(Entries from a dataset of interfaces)
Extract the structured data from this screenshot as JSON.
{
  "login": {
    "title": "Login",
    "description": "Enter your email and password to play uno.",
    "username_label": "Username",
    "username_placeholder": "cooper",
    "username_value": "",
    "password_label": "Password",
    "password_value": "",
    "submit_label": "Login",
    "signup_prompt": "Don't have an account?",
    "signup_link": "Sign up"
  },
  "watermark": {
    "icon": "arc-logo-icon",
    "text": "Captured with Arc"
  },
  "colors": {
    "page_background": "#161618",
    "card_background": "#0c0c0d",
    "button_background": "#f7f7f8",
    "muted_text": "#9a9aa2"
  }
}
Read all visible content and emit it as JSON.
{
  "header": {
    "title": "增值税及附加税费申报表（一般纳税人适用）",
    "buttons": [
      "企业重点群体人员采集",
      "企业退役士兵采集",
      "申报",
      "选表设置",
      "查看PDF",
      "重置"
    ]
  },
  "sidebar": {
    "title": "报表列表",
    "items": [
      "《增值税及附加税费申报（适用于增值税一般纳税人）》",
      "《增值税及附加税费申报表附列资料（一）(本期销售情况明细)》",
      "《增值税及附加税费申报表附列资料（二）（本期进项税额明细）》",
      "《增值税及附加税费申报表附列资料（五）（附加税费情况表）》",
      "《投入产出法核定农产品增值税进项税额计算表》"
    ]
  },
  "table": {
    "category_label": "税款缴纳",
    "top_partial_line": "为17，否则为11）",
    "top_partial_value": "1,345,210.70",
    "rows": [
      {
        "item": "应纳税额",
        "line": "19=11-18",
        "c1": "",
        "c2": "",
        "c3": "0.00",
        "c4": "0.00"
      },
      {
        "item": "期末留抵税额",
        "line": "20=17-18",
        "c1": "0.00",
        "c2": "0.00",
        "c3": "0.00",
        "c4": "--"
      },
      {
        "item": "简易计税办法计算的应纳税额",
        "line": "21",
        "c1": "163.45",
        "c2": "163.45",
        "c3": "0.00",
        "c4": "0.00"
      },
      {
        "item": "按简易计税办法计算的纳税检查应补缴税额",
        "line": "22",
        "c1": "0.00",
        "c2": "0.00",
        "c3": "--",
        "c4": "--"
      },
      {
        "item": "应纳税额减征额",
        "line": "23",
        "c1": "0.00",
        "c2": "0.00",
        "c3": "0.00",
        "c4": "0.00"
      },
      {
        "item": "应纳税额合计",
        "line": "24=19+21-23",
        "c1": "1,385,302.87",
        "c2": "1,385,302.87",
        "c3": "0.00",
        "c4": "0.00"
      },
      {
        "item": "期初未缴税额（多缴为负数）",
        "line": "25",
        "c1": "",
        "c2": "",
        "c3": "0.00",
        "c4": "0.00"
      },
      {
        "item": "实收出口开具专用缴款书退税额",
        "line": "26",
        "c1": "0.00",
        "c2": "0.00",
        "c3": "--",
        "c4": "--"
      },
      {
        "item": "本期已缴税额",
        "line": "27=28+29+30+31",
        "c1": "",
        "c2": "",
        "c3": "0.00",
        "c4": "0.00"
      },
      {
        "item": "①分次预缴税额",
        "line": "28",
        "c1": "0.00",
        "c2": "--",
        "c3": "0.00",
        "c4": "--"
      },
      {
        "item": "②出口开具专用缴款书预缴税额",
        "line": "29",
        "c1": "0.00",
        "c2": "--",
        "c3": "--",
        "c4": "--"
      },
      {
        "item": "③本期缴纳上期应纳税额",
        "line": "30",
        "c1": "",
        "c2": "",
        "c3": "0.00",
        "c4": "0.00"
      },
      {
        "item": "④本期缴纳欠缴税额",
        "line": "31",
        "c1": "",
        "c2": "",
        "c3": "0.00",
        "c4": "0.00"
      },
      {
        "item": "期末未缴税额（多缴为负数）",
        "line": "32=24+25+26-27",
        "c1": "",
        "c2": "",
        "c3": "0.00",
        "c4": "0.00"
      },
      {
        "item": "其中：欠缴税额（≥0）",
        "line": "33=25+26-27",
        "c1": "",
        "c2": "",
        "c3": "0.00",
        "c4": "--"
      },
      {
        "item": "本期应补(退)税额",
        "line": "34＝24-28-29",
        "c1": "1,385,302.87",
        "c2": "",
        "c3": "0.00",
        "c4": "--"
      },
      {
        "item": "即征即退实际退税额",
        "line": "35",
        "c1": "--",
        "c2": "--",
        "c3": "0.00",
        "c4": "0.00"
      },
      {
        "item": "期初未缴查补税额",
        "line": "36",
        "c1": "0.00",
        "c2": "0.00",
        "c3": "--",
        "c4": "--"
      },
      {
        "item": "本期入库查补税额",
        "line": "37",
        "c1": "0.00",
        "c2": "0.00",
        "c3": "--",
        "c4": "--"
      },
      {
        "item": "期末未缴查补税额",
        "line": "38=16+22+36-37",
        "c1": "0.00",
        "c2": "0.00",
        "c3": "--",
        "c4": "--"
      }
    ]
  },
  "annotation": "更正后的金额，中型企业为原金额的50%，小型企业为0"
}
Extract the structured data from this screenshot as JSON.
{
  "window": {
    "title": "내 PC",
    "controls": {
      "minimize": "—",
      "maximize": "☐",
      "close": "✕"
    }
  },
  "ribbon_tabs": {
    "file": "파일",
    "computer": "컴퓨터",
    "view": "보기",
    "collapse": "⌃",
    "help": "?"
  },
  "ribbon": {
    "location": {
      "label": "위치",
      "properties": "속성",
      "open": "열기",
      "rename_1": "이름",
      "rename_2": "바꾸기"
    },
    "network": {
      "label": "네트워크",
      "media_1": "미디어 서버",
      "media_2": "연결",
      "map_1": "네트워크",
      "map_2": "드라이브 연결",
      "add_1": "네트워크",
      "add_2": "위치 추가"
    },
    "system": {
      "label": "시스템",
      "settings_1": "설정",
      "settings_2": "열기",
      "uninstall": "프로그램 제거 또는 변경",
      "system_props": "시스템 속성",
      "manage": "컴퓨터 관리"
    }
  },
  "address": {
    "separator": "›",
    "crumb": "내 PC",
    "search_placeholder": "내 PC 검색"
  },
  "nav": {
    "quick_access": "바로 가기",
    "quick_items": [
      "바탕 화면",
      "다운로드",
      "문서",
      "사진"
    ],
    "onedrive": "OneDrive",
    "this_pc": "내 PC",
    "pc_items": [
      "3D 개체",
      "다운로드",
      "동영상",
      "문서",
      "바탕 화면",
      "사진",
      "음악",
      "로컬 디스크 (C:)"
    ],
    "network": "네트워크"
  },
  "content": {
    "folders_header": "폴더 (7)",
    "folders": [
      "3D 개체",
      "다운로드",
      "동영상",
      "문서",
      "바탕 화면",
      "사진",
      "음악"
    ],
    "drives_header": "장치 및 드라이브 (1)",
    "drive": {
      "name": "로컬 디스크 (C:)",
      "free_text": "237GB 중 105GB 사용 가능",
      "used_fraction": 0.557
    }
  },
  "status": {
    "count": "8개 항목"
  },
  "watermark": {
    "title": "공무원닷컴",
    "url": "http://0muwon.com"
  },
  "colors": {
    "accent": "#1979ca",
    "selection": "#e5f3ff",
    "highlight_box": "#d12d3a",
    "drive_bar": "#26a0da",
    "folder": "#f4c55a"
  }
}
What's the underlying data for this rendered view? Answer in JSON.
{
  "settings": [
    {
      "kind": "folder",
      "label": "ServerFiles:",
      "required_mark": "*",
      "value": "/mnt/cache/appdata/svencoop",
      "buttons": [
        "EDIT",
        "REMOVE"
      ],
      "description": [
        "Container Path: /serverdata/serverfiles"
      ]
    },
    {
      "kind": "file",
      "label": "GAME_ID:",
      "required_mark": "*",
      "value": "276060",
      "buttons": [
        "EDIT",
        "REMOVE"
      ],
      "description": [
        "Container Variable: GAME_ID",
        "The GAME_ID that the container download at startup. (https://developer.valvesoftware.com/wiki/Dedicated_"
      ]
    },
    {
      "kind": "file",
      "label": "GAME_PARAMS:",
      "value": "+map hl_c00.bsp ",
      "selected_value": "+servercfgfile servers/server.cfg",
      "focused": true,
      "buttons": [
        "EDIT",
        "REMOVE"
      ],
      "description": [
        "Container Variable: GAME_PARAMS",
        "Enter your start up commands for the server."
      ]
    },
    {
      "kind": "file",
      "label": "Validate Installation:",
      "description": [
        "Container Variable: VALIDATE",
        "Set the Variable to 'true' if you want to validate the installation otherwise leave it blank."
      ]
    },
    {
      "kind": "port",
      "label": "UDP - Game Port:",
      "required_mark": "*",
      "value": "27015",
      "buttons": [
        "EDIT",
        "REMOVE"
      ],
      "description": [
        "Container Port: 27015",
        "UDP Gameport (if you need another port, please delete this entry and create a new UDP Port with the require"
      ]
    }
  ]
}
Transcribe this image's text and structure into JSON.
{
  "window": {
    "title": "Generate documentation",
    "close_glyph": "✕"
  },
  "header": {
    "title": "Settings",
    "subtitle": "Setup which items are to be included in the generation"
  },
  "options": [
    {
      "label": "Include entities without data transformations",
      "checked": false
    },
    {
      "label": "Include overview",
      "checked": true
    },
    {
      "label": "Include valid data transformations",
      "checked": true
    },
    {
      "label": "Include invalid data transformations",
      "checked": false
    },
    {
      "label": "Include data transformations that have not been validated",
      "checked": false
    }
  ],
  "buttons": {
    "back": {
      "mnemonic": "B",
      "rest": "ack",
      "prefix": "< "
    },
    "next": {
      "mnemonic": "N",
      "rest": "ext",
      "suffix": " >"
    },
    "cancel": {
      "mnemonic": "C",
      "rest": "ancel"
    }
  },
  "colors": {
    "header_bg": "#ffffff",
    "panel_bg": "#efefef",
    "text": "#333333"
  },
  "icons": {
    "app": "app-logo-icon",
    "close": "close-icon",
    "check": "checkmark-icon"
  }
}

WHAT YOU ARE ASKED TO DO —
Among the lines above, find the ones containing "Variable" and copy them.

SOLUTION TO THIS EXERCISE —
        "Container Variable: GAME_ID",
        "Container Variable: GAME_PARAMS",
        "Container Variable: VALIDATE",
        "Set the Variable to 'true' if you want to validate the installation otherwise leave it blank."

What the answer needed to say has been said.